▸ Given information:
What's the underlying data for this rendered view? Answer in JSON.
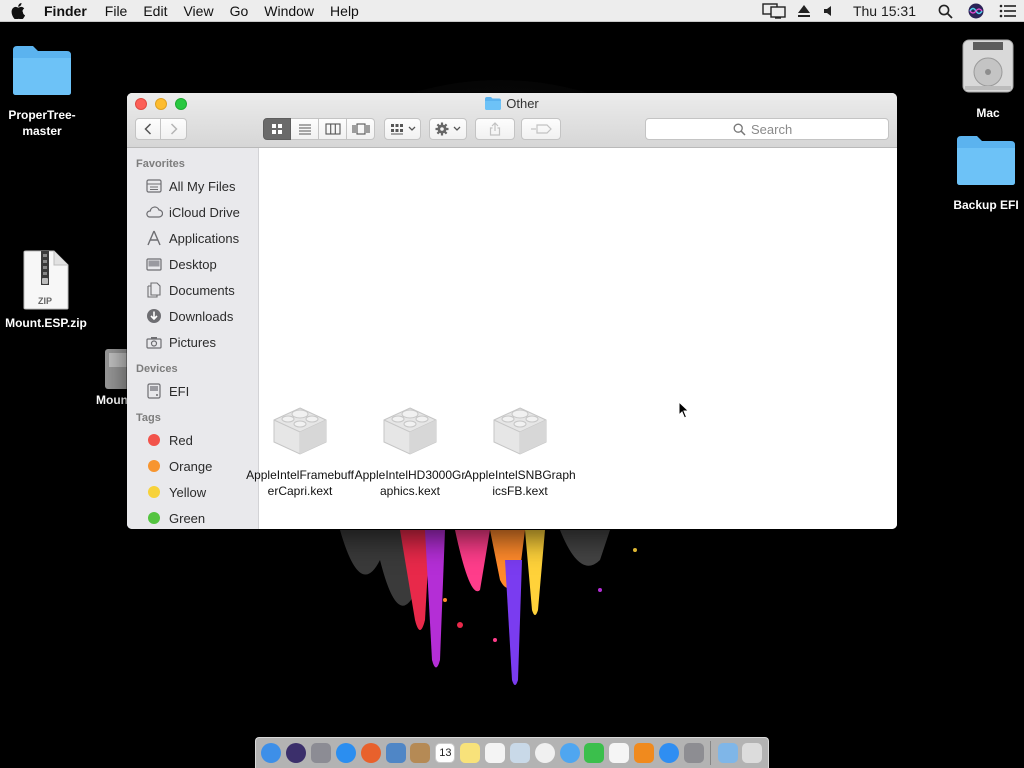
{
  "menubar": {
    "app_name": "Finder",
    "menus": [
      "File",
      "Edit",
      "View",
      "Go",
      "Window",
      "Help"
    ],
    "clock": "Thu 15:31"
  },
  "desktop": {
    "icons": {
      "propertree": "ProperTree-\nmaster",
      "mount_zip": "Mount.ESP.zip",
      "mount_partial": "Moun",
      "mac": "Mac",
      "backup_efi": "Backup EFI"
    },
    "zip_badge": "ZIP"
  },
  "window": {
    "title": "Other",
    "search_placeholder": "Search"
  },
  "sidebar": {
    "favorites_header": "Favorites",
    "favorites": [
      {
        "label": "All My Files",
        "icon": "all-files-icon"
      },
      {
        "label": "iCloud Drive",
        "icon": "cloud-icon"
      },
      {
        "label": "Applications",
        "icon": "applications-icon"
      },
      {
        "label": "Desktop",
        "icon": "desktop-icon"
      },
      {
        "label": "Documents",
        "icon": "documents-icon"
      },
      {
        "label": "Downloads",
        "icon": "downloads-icon"
      },
      {
        "label": "Pictures",
        "icon": "camera-icon"
      }
    ],
    "devices_header": "Devices",
    "devices": [
      {
        "label": "EFI",
        "icon": "disk-icon"
      }
    ],
    "tags_header": "Tags",
    "tags": [
      {
        "label": "Red",
        "color": "#f2534b"
      },
      {
        "label": "Orange",
        "color": "#f7952f"
      },
      {
        "label": "Yellow",
        "color": "#f7d23a"
      },
      {
        "label": "Green",
        "color": "#54c440"
      }
    ]
  },
  "files": [
    {
      "name": "AppleIntelFramebufferCapri.kext"
    },
    {
      "name": "AppleIntelHD3000Graphics.kext"
    },
    {
      "name": "AppleIntelSNBGraphicsFB.kext"
    }
  ],
  "dock": {
    "calendar_day": "13",
    "apps": [
      {
        "icon": "finder-icon",
        "color": "#3d8fe8"
      },
      {
        "icon": "siri-icon",
        "color": "#3b2f6b"
      },
      {
        "icon": "launchpad-icon",
        "color": "#8c8c94"
      },
      {
        "icon": "safari-icon",
        "color": "#2b8ef0"
      },
      {
        "icon": "firefox-icon",
        "color": "#e8612c"
      },
      {
        "icon": "preview-icon",
        "color": "#4f86c6"
      },
      {
        "icon": "contacts-icon",
        "color": "#b58a55"
      },
      {
        "icon": "calendar-icon",
        "color": "#ffffff"
      },
      {
        "icon": "notes-icon",
        "color": "#f8e27a"
      },
      {
        "icon": "reminders-icon",
        "color": "#f4f4f4"
      },
      {
        "icon": "photo-booth-icon",
        "color": "#c9d9e8"
      },
      {
        "icon": "photos-icon",
        "color": "#f0f0f0"
      },
      {
        "icon": "messages-icon",
        "color": "#4fa6f0"
      },
      {
        "icon": "facetime-icon",
        "color": "#3bbf4c"
      },
      {
        "icon": "itunes-icon",
        "color": "#f5f5f5"
      },
      {
        "icon": "ibooks-icon",
        "color": "#f08a1e"
      },
      {
        "icon": "app-store-icon",
        "color": "#2f8ef2"
      },
      {
        "icon": "system-preferences-icon",
        "color": "#8d8d92"
      }
    ],
    "right_items": [
      {
        "icon": "downloads-stack-icon",
        "color": "#7fb6e8"
      },
      {
        "icon": "trash-icon",
        "color": "#dcdcdc"
      }
    ]
  }
}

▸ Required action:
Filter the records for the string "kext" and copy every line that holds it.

▸ Task output:
      "name": "AppleIntelFramebufferCapri.kext"
      "name": "AppleIntelHD3000Graphics.kext"
      "name": "AppleIntelSNBGraphicsFB.kext"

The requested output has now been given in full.